Donations are what The Salvation Army is known for. Here are four things you may not know about them:
1. The Salvation Army is an evangelical religious denomination
The Salvation Army, an international movement, is an evangelical part of the universal Christian Church. Its message is based on the Bible. Its ministry is motivated by the love of God. Its mission is to preach the gospel of Jesus Christ and to meet human needs in His name without discrimination.
Their biblical principles are explained in more detail here.
2. The Salvation Army’s record on LGBT issues is mixed
The group signed a letter in 2012 with religious leaders to oppose a redefinition of marriage because of the threat to religious liberty which such a redefinition would create. From the letter, it is clear that The Salvation Army held a traditional view on marriage:
San Francisco dropped its $3.5 million in social service contracts with the Salvation Army because it refused to recognize same-sex “domestic partnerships” in its employee benefits policies.

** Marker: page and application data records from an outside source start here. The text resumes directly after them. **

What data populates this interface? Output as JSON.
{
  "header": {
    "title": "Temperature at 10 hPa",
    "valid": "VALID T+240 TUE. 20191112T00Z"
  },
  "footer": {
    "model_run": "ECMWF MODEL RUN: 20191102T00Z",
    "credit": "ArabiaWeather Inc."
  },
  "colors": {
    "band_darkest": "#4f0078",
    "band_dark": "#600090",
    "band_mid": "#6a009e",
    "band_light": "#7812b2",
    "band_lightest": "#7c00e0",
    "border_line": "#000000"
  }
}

In 2014, the group issued a memo which required celibacy from same-sex attracted single officers. After a backlash from LGBT groups, a spokesperson clarified that the memo was meant to provide clarity on celibacy which the spokesperson said is required of all single officers in the organization.
To date, The Salvation Army still considers marriage to be between a man and a woman, per the Bible. However, they decline “discrimination” against anyone for any reason, and have opened a shelter which is specifically designed to assist gender-confused persons. Their non-discrimination policy also includes hiring people regardless of views on marriage, and they “provide the same benefits to opposite-sex and same-sex couples.”
A spokesperson’s interview with LGBT publication The Advocate last year likewise played down the organization’s views on marriage, focusing on its message of serving without discrimination.
3. The Salvation Army philosophically opposes abortion
What has been controversial for the domestic organization is that its international arm supports the practice in rare cases.
The Salvation Army believes all people are created in the image of God and therefore have unique and intrinsic value. Human life is sacred and all people should be treated with dignity and respect. The Salvation Army accepts the moment of fertilisation as the start of human life. We believe that society has a responsibility to care for others, and especially to protect and promote the welfare of vulnerable people, including unborn children.
Additionally, the position paper declares that “life is a gift from God” and that “we are answerable to God for the taking of life.” However:
The Salvation Army believes that termination can occur only when
- Carrying the pregnancy further seriously threatens the life of the mother; or
- Reliable diagnostic procedures have identified a foetal abnormality considered incompatible with survival for more than a very brief post natal period.
In addition, rape and incest are brutal acts of dominance violating women physically and emotionally. This situation represents a special case for the consideration of termination as the violation may be compounded by the continuation of the pregnancy.
The Salvation Army also believes that “reliable birth control” is part of “a commitment to the prevention of unwanted pregnancy…”
4. Like Catholic Charities and pro-life pregnancy resource centers, The Salvation Army is a response to abortion activists’ claim that opponents of abortion don’t support life outside the womb
While the organization’s views are not fully compatible with the Catholic Church’s scientifically and theologically precise view on what it means to be pro-life, they are clearly philosophically opposed to abortion and provide tremendous assistance to the poor, the downtrodden, and the disenfranchised.